Lesar: Brian Kelly stays the course with Notre Dame defense
There’s a distinct line between a sense of urgency and panic.
Notre Dame football coach Brian Kelly was cognizant of the separation Monday afternoon. He kept his head about him despite the 50-47 double-overtime Irish loss to Texas Sunday night.
Only in America can a defensive coordinator have his unit yield half a hundred points and half a thousand yards and still have a seat reserved on the plane home, as long as he has the public support of his boss.
What a great country.
“This narrative about, it's all the defense's fault is, just Monday morning quarterbacking,” Kelly said … Monday afternoon. “If we get a better punt, if we flip field position, if we make a catch or a throw we're talking about some different things.”
Kelly went on to remind anyone listening on the teleconference – even the guy who kicked it off by asking, “How are you doing?” To which Kelly replied, “Super.” – about a bunch of young starters on his defense and the 17-point comeback, which included holding the Longhorns scoreless for 20 minutes.
Still … Bottom line, defensive coordinator Brian VanGorder has to be getting a little heat, right? Would Kelly consider taking more of an active role in the defense?
“Everything that we do is collaborative,” Kelly said of he and VanGorder. “At the end of the day the defensive structure and what we're doing is run through me.
“Anything that we do from a defensive standpoint has my signature on it. I'm in the meetings. Brian and I are in communication, so anything more would be me taking on a role in more of a play calling and I'm not in that role, and I have somebody that can do that quite well.”
OK, he’s obviously resisting the temptation to panic – at least in public.
In terms of that sense of urgency, a problem that was obvious (the defense) long before fall camp began, has reached crisis level; college football’s version of DEFCON 5.
Fix it now or brace for a free-fall.
Remember, in six years under Kelly, Notre Dame is 3-3 in the second game of the season – and two of those wins were last-minute escapes from lower-caliber foes like Virginia (2015) and Purdue (2012).
Even though Nevada barely escaped from Cal Poly, an FCS team, in overtime last Friday, the Wolf Pack has a potent running game.
The sieve that is the Irish defense, heading into a short week, didn’t have much to hang its helmet on from the Texas game.
A front that was thought to be suspect against the run didn’t disappoint (the Irish allowed 237 yards rushing). An undermanned secondary, prone to problems with the deep ball, was ripe for the picking (280 yards).

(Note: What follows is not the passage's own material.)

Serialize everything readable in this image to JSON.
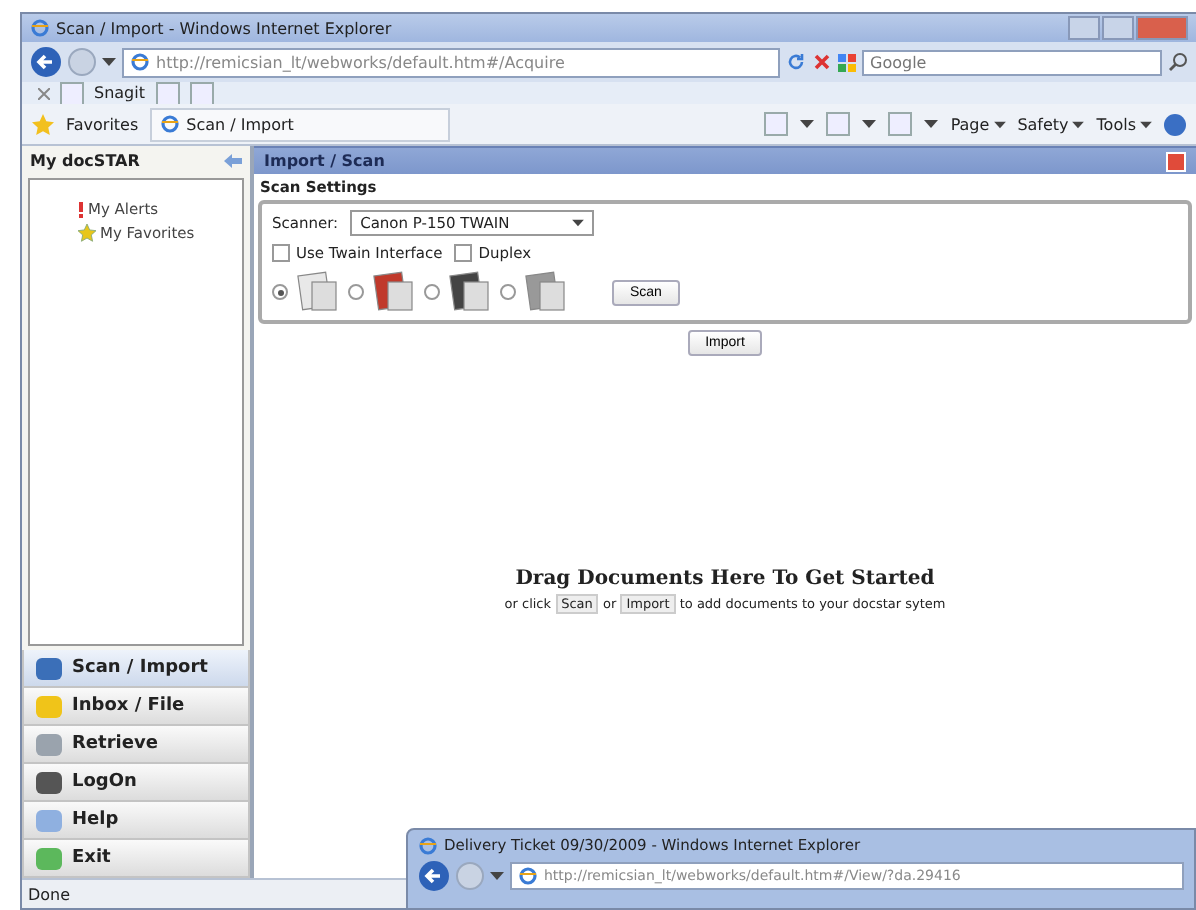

“We were prepared,” said sophomore cornerback Shaun Crawford, who had an interception that set up a TD. “We knew they were going to take shots with their receivers. I guess we just underestimated their speed.
“The second half, we made adjustments. We played off instead of pressing.”
Speed, probably, shouldn’t be that tough to gauge, should it? Get beat once and adjust. Don’t wait for seven pass completions of double-digit yards, an interference call, and another deep ball that was dropped in the open field to finally make that adjustment.
Leave it to captain Isaac Rochell, a defensive end, to make some post-game lemonade out of the lemon the Irish served up.
“We were resilient,” said Rochell. “It says a lot about our team moving forward. We made a decision we weren’t going to let it keep happening.
“Our team put down an identity even though we took a loss. We were down and did a great job coming back.”
Texas’ hurry-up offense had a staggering 86 plays, including the two periods of bonus football. Notre Dame had 76 offensive snaps.
“The biggest thing with tempo is that you’ve gotta get them to third down and then slow them down,” Rochell said. “It was tough.”
Even when they did get to third down, the Longhorns weren’t bad (8 of 18).
The numbers are bad enough to cause a panic.
Kelly’s staying level-headed – for now.
• No. 10 NOTRE DAME (0-1) vs. Nevada (1-0).
WHEN: Saturday at 3:43 p.m.
WHERE: Notre Dame Stadium (80,795).
RADIO: WSBT (960 AM, 96.1 FM), WNSN (101.5 FM)
LINE: Notre Dame by 27.